= TASK BRIEF =
Copy, from the material below, every line in which the word "Types" can be found.

= DATA IN THIS EXERCISE =
------------------------------------
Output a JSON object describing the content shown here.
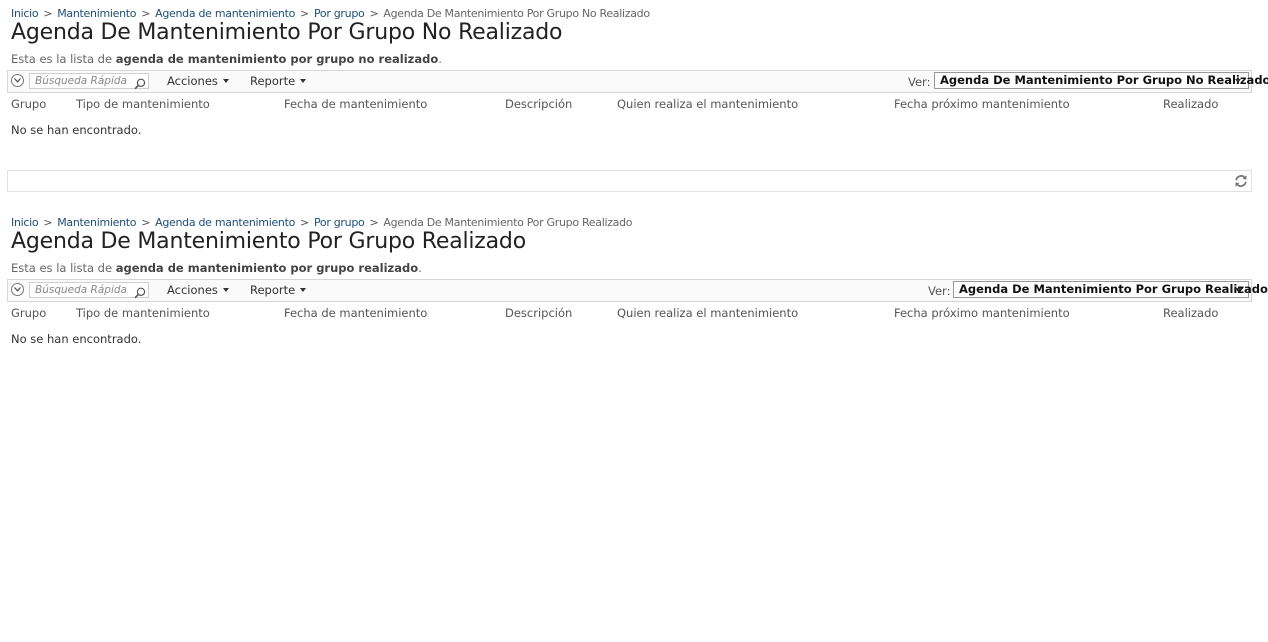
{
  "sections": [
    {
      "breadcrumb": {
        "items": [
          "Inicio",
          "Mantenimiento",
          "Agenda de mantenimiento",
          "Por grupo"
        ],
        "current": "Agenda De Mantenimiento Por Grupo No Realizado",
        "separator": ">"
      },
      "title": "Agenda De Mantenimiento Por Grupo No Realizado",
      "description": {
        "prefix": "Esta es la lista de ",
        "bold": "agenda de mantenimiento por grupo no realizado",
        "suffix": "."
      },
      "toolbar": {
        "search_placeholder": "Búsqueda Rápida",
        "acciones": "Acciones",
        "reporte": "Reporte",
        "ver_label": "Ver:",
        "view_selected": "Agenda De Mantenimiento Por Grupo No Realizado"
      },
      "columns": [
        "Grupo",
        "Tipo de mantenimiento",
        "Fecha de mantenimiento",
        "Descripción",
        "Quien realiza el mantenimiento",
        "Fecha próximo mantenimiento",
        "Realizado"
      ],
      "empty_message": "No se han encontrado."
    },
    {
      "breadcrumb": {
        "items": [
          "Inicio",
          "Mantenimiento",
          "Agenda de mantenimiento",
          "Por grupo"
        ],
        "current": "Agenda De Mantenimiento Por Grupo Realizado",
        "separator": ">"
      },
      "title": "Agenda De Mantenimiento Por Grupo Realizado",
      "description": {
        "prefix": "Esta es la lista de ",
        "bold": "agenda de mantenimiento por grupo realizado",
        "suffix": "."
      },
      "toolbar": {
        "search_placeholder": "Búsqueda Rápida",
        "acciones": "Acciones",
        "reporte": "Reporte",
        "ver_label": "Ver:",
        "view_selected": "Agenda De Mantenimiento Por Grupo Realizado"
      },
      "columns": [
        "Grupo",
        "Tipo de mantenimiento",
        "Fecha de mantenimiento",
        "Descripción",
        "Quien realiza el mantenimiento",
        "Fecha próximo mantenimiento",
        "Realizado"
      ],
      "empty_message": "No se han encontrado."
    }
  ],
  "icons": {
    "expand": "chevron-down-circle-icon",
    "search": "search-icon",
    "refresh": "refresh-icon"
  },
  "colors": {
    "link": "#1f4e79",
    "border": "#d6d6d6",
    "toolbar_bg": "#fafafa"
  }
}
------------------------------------
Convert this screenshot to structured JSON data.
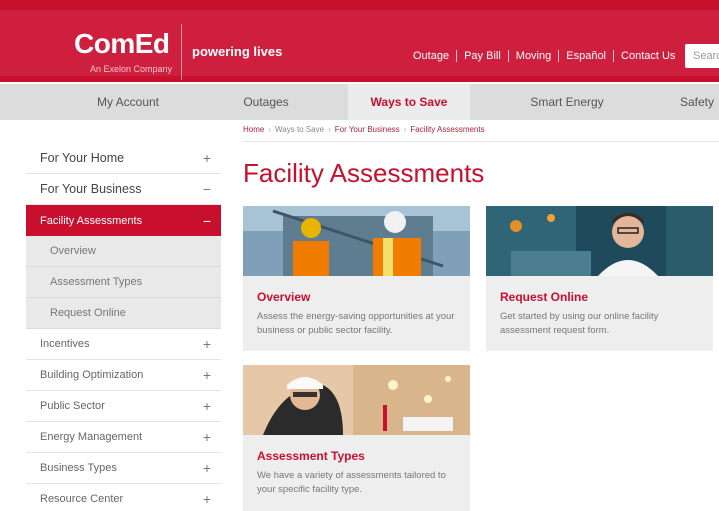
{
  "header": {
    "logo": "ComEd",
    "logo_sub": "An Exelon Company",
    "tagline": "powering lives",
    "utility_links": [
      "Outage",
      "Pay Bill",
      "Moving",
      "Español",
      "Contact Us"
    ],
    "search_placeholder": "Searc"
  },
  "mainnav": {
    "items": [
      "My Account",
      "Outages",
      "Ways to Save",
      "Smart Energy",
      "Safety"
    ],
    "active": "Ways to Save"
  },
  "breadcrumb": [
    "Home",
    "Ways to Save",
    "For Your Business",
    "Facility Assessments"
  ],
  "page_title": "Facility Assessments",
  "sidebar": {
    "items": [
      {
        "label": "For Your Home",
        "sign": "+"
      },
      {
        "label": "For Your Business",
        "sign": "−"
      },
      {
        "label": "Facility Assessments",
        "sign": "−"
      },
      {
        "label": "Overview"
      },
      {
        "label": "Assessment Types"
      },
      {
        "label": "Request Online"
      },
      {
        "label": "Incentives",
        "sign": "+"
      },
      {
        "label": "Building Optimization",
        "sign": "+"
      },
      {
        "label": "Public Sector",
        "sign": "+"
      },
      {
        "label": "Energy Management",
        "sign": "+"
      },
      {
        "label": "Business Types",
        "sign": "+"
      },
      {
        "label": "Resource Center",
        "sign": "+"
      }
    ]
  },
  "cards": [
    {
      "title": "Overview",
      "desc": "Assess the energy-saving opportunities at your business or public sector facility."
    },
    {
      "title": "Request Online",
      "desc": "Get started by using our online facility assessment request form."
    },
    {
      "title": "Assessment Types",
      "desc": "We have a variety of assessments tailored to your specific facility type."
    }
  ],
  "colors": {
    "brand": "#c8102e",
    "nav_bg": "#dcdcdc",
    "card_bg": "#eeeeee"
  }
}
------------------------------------
= WRITTEN ANSWER =
        "label": "Assessment Types"
        "label": "Business Types",
      "title": "Assessment Types",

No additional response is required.